Today, in yet another sign that open networks are coming to the US wireless world, Nokia announced it will purchase the remaining stock it doesn’t own in Symbian and then migrate the solution to an “Open” platform.
First question: why are they doing this? According to ABI Research vice president Stuart Carlaw: “There has been financial pressure on Nokia to move in this direction at some point. The sheer economics of the number of devices it ships with the OS versus the value it gets out of its historic shareholding clearly indicated that such a `rescue’ was inevitable at some point.”
The second question of course is: How open will the platform be? “Perhaps this is an admission that the pressure from the Linux industry is really forcing Nokia and Symbian to change their game,” adds Carlaw. “Questions remain as to whether the solution will be truly open and what the cost of a Symbian Foundation membership will be.”
ABI research director Kevin Burden believes Nokia may still maintain a proprietary operating system for high-end mobile devices. “It’s very possible that Nokia will eventually position the Symbian platform for mid-tier devices with another platform powering its high-end devices – a position that Sony Ericsson has already taken,” says Burden.
Om Malik has a good post on what it means. My bottom line is that there is clearly going to be a war to dominate the open wireless platform. And it’s probably going to take a few years for all of this to settle out. In the meantime, innovation will flourish but not as much as if the industry had already decided upon a single open platform.
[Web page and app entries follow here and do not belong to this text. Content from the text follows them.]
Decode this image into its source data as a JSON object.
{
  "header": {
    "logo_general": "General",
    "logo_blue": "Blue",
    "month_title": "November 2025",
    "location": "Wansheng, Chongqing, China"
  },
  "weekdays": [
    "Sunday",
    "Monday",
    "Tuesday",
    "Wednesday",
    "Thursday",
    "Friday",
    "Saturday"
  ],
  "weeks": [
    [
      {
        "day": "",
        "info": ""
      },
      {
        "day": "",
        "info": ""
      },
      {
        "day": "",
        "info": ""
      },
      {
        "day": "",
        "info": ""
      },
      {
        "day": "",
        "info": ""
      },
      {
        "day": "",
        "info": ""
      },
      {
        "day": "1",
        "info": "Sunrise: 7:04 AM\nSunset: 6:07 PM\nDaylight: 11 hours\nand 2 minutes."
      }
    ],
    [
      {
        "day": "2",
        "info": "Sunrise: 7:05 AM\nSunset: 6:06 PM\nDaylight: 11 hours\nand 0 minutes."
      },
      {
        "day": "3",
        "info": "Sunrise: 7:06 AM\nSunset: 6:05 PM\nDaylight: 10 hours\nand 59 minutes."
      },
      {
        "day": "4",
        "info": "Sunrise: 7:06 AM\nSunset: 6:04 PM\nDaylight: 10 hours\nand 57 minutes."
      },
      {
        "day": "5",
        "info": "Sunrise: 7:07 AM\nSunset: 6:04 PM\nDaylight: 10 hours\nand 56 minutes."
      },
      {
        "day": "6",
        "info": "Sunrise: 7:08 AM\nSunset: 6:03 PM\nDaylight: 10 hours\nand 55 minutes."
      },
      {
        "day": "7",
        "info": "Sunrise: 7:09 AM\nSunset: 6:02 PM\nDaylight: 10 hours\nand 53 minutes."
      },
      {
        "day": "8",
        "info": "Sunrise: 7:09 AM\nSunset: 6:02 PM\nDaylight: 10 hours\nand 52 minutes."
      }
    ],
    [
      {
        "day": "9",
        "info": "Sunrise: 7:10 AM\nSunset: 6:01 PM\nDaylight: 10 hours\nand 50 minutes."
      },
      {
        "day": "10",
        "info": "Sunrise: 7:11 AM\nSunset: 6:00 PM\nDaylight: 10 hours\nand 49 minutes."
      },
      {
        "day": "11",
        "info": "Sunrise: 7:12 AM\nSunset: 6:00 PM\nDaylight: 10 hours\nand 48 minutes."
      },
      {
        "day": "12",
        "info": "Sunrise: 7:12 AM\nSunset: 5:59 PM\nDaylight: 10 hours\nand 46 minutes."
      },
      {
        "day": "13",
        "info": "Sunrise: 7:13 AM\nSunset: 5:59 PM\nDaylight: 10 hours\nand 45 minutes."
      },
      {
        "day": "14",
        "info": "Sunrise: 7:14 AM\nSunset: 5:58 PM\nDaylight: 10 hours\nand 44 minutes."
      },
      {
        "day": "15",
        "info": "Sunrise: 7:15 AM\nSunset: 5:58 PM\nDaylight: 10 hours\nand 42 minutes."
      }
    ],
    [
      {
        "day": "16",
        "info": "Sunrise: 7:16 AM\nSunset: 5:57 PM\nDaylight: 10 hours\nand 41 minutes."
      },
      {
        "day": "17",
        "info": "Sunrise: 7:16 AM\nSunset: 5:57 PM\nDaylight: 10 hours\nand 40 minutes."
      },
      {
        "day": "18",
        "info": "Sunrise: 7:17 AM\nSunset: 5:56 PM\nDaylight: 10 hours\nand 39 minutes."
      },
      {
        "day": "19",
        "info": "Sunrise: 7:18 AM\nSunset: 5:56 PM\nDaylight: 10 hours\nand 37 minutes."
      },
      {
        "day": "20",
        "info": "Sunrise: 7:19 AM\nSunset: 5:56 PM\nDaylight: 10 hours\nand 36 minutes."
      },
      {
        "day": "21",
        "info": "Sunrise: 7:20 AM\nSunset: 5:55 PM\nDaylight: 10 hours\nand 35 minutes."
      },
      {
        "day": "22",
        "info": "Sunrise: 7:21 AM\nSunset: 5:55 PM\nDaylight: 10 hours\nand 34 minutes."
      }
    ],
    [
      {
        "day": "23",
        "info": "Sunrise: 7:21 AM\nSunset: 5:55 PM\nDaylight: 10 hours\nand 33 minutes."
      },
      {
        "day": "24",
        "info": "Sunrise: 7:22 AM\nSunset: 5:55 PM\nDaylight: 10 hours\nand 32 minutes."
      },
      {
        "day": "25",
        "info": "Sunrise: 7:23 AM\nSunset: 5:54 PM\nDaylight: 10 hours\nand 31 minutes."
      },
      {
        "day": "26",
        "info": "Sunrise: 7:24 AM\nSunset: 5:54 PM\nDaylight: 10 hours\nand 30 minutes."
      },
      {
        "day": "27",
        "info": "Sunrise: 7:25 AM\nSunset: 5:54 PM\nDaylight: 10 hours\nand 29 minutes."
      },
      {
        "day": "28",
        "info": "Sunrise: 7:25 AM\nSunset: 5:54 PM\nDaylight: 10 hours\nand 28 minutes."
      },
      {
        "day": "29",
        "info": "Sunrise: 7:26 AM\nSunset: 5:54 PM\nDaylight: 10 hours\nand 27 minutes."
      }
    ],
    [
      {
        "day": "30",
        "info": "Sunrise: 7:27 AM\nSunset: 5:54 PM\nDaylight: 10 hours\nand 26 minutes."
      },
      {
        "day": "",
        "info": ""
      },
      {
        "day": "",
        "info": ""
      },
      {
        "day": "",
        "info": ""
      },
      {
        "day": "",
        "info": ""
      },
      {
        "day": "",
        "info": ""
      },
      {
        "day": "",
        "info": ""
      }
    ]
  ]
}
Get ready for the next standards war featuring Android by Google, Symbian by the Symbian Foundation, Blackberry by RIMM, OS X by Apple, Windows Mobile by Microsoft and the LiMo by the LiMo Foundation. It’s enough to make your head spin!!!